Collection entries:
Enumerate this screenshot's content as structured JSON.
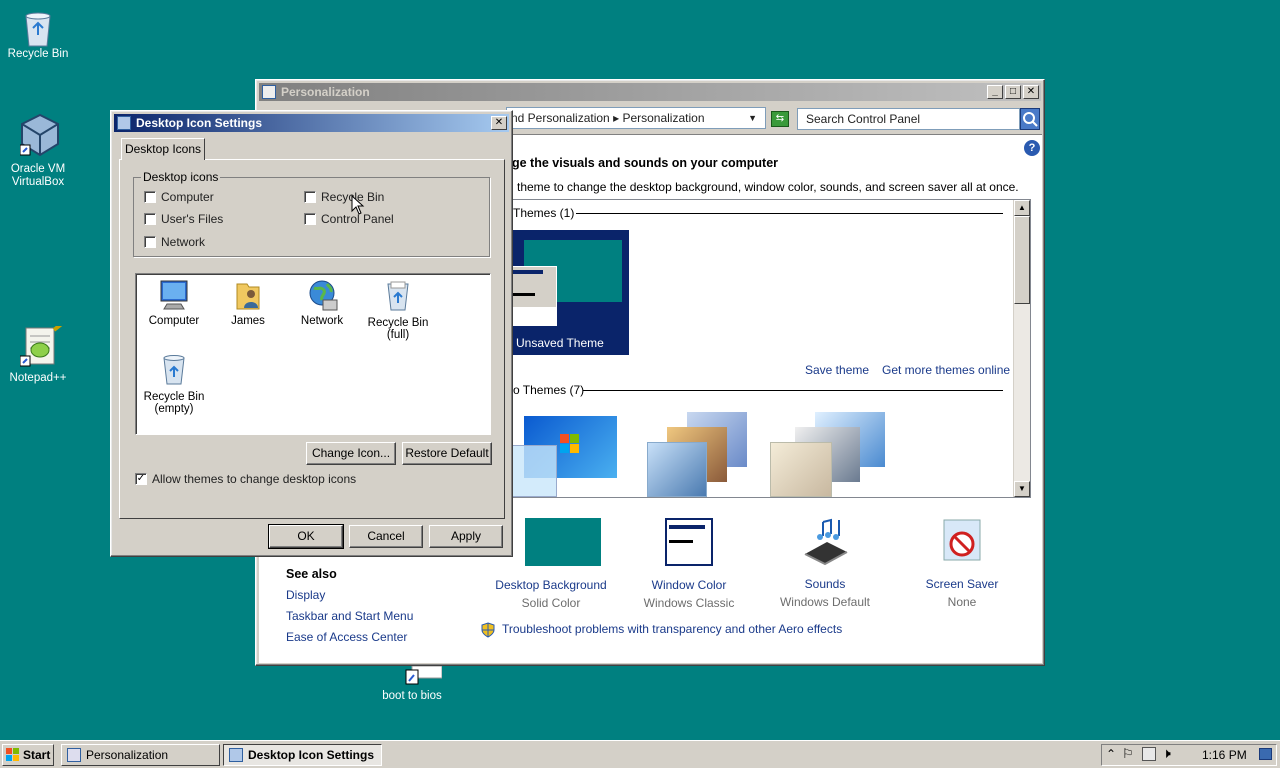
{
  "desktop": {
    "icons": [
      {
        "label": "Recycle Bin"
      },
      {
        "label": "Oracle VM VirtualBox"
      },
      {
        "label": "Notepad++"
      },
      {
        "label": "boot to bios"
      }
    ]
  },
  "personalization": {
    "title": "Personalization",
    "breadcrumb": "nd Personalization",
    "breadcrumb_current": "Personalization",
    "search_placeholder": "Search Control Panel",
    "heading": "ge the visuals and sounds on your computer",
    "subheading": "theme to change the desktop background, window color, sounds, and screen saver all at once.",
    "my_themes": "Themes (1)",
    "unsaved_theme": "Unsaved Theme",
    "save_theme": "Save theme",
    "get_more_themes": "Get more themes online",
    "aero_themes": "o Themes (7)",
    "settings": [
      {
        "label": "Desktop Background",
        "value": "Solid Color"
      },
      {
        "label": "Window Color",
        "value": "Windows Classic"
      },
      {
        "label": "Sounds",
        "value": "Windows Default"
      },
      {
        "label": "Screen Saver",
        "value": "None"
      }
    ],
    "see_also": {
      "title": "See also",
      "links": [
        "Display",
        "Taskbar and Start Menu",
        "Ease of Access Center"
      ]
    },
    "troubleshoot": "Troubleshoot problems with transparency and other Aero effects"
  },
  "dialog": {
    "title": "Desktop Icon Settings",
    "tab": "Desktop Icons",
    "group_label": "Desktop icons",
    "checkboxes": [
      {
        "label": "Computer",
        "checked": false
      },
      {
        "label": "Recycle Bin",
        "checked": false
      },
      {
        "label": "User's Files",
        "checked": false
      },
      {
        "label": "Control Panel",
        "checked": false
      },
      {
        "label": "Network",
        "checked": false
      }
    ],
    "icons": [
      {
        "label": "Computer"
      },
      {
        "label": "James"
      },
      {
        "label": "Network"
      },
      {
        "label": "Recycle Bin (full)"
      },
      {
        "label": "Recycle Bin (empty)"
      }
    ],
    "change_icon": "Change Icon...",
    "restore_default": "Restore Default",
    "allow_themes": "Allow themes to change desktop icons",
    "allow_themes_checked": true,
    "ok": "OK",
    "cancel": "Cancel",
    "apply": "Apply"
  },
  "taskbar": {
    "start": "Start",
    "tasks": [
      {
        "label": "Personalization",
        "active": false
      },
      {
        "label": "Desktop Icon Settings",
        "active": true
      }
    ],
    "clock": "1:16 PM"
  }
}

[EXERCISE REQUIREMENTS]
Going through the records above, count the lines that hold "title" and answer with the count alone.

[RESPONSE TO THE EXERCISE]
3